(Data records for software interfaces)
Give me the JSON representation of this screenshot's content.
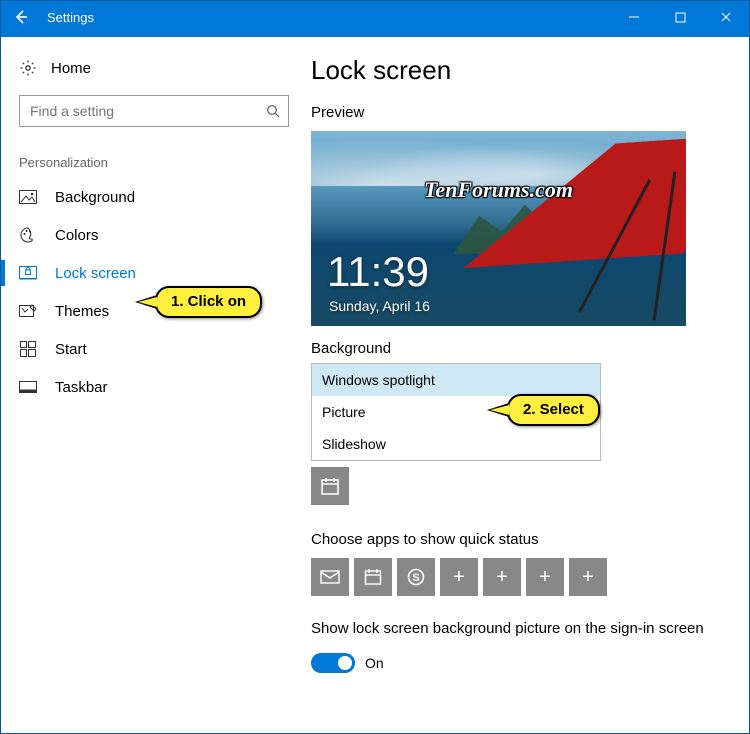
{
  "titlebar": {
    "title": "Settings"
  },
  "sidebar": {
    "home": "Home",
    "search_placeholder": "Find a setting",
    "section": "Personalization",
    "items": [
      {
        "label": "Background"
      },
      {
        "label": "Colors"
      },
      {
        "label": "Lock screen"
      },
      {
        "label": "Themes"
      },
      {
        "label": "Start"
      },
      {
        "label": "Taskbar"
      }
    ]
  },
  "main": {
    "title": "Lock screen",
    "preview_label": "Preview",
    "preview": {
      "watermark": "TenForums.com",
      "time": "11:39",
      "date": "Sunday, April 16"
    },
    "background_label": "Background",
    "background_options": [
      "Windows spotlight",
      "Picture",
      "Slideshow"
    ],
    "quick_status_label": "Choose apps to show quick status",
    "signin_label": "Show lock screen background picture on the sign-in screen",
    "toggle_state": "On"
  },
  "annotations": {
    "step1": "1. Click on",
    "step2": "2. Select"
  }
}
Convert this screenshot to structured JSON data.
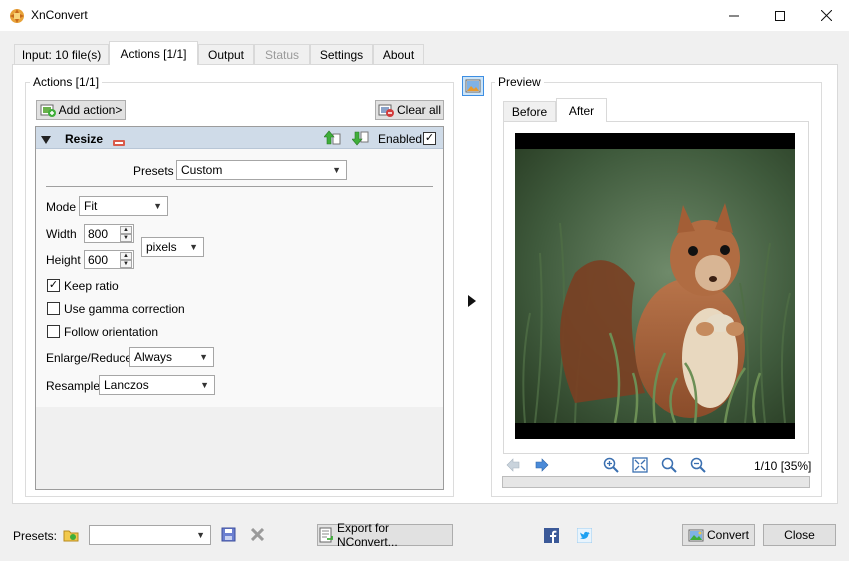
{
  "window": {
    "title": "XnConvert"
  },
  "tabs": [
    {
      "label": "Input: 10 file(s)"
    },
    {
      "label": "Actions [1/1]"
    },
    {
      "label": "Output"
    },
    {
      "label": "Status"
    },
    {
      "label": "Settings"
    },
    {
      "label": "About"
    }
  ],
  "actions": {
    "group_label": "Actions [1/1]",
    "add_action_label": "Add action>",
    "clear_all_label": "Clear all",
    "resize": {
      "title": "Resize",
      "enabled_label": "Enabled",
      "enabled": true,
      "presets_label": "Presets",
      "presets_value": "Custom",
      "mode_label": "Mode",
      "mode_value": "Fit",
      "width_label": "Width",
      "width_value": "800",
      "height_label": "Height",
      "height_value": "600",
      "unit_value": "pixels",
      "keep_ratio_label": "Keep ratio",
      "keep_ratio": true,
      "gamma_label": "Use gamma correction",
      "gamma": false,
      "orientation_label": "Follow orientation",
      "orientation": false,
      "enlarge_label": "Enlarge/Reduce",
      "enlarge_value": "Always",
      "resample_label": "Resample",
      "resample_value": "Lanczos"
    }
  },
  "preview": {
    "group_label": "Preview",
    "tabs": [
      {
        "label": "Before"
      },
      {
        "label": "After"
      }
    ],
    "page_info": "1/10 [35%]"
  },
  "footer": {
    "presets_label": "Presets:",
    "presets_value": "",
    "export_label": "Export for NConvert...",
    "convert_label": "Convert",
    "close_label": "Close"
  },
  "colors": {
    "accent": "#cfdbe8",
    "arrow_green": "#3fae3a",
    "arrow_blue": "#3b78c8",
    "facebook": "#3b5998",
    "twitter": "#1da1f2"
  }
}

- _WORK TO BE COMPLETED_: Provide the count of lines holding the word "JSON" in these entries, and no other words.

- _EXERCISE RESULT_: 2